(App and web page records)
----

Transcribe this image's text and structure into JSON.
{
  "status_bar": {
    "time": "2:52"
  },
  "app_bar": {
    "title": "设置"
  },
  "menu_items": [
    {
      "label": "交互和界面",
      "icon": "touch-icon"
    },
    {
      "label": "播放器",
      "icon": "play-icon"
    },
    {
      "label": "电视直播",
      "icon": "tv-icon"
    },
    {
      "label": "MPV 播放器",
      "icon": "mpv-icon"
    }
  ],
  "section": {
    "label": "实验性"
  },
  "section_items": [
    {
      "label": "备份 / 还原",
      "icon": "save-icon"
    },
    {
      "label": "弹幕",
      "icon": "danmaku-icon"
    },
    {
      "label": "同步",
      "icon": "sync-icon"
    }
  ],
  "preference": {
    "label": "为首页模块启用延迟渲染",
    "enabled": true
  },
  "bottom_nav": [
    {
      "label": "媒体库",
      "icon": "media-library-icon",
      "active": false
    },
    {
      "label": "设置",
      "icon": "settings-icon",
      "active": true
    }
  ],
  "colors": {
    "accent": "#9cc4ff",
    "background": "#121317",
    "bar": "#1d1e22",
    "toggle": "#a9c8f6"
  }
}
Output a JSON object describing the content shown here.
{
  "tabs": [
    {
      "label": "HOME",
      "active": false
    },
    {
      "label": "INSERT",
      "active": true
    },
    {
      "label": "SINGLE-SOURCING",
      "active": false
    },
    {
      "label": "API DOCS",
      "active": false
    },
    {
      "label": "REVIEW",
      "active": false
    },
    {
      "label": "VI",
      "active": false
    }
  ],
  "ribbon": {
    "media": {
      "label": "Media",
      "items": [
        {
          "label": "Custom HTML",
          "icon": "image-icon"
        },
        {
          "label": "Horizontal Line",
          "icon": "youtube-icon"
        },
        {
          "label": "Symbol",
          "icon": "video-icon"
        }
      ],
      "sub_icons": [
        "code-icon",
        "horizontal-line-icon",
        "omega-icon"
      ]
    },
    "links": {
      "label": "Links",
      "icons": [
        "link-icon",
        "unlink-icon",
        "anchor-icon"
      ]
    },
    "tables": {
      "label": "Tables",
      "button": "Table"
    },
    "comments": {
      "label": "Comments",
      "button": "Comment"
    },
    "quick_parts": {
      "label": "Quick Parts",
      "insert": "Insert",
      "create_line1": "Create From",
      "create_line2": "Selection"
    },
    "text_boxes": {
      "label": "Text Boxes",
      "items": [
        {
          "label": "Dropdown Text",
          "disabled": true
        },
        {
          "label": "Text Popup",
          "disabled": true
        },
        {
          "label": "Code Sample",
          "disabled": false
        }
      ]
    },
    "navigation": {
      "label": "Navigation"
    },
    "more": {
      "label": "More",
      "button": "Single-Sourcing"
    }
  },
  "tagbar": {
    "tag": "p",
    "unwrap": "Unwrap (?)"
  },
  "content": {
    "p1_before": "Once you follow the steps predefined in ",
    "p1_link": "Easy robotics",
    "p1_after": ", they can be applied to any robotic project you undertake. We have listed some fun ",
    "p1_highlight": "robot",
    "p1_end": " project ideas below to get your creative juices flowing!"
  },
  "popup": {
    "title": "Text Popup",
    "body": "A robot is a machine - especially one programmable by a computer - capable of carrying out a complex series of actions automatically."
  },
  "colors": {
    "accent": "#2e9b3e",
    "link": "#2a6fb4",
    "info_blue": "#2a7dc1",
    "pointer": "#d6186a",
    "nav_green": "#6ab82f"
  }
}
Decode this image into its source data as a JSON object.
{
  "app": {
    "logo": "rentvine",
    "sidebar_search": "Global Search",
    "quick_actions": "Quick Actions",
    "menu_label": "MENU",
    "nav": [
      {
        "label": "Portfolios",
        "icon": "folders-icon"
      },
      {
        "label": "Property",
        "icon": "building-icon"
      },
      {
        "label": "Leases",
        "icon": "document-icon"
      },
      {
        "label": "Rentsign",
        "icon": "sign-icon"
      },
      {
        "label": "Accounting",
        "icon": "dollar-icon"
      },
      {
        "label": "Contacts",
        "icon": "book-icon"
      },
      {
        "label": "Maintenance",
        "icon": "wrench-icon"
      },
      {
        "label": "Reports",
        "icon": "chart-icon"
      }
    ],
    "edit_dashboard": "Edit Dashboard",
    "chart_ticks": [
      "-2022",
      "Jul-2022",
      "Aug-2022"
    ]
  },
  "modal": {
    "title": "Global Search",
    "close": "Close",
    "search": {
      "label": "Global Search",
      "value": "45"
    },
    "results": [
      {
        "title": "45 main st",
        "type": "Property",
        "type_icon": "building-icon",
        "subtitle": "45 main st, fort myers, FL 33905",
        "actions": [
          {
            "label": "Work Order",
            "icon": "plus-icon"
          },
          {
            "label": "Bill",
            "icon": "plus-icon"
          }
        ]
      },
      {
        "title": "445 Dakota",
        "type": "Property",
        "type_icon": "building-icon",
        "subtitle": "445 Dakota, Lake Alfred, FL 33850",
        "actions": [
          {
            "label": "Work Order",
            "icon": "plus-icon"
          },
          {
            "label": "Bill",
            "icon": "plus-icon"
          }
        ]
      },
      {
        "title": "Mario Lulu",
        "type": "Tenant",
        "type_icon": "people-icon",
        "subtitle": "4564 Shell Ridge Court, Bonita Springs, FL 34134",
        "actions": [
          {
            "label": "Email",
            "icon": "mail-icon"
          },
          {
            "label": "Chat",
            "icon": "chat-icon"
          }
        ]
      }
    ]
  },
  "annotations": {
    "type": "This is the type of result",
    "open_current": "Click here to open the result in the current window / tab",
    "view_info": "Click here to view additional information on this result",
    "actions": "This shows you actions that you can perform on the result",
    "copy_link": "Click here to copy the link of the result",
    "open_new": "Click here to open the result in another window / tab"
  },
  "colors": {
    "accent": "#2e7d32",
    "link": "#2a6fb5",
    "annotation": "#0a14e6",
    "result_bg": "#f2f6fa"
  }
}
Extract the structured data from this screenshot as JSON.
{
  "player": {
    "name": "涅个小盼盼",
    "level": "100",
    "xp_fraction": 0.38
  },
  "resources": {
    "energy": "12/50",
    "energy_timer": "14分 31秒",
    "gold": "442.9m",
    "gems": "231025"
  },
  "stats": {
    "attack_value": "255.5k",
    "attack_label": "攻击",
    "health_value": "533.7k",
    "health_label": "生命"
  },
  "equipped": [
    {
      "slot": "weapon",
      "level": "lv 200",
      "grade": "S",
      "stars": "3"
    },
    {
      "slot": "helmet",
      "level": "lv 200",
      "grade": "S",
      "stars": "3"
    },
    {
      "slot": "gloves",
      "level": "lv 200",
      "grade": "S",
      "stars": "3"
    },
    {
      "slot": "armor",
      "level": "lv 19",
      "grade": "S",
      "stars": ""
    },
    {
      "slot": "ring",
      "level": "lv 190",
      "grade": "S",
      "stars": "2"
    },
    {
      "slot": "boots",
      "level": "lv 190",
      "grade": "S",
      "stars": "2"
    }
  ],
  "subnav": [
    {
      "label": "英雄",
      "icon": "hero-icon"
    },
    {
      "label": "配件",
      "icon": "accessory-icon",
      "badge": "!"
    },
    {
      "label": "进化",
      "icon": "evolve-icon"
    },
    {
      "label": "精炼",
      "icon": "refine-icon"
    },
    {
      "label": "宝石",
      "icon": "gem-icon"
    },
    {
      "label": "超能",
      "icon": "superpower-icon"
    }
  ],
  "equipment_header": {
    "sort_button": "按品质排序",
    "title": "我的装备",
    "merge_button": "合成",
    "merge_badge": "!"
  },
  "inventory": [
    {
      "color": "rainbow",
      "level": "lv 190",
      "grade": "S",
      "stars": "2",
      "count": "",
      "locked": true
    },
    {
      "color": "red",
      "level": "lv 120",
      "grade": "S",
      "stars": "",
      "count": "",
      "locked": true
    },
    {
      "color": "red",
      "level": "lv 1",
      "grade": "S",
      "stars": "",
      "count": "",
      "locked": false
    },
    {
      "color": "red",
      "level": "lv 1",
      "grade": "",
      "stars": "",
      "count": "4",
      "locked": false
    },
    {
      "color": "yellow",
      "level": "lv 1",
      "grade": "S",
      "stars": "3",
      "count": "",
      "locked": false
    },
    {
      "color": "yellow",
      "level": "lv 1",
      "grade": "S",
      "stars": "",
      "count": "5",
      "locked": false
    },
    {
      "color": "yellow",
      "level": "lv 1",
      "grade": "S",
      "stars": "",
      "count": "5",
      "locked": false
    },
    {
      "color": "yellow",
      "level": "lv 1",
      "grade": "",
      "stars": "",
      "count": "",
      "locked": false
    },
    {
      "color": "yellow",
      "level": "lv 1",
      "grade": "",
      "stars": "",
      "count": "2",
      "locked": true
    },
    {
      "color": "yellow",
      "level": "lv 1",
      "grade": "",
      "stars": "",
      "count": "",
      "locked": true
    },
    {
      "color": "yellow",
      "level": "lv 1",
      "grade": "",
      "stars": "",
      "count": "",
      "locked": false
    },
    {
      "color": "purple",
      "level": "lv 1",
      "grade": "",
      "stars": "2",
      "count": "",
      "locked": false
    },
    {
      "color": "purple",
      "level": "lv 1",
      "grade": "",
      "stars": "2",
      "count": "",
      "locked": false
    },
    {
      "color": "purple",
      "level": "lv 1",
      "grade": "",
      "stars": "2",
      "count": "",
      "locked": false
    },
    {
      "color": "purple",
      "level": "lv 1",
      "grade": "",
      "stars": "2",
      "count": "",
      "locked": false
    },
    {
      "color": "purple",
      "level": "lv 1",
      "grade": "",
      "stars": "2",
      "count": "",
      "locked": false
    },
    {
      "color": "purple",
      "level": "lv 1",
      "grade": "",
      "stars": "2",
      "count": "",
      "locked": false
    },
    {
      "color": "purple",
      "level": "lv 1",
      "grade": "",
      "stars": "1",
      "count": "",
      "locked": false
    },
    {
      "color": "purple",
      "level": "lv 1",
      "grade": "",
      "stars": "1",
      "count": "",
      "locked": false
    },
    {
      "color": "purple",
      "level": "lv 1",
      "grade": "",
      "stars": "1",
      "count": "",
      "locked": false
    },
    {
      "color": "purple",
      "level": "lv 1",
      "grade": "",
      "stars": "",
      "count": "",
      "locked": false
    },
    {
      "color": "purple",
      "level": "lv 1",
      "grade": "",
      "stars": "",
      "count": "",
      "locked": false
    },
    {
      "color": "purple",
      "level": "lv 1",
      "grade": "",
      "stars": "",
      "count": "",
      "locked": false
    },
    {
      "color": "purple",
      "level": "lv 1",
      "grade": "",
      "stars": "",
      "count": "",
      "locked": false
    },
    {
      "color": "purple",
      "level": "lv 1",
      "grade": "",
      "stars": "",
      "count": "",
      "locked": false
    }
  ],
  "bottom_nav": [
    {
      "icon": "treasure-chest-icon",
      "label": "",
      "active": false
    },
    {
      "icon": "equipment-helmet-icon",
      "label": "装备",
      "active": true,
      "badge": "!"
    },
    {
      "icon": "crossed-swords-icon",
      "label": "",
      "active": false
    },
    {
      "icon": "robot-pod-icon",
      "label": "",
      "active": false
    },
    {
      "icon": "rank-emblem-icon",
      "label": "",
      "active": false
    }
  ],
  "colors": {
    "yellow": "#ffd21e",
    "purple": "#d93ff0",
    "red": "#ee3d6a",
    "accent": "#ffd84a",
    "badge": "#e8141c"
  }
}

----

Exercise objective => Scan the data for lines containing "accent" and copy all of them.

Answer to this task =>
    "accent": "#9cc4ff",
    "accent": "#2e9b3e",
    "accent": "#2e7d32",
    "accent": "#ffd84a",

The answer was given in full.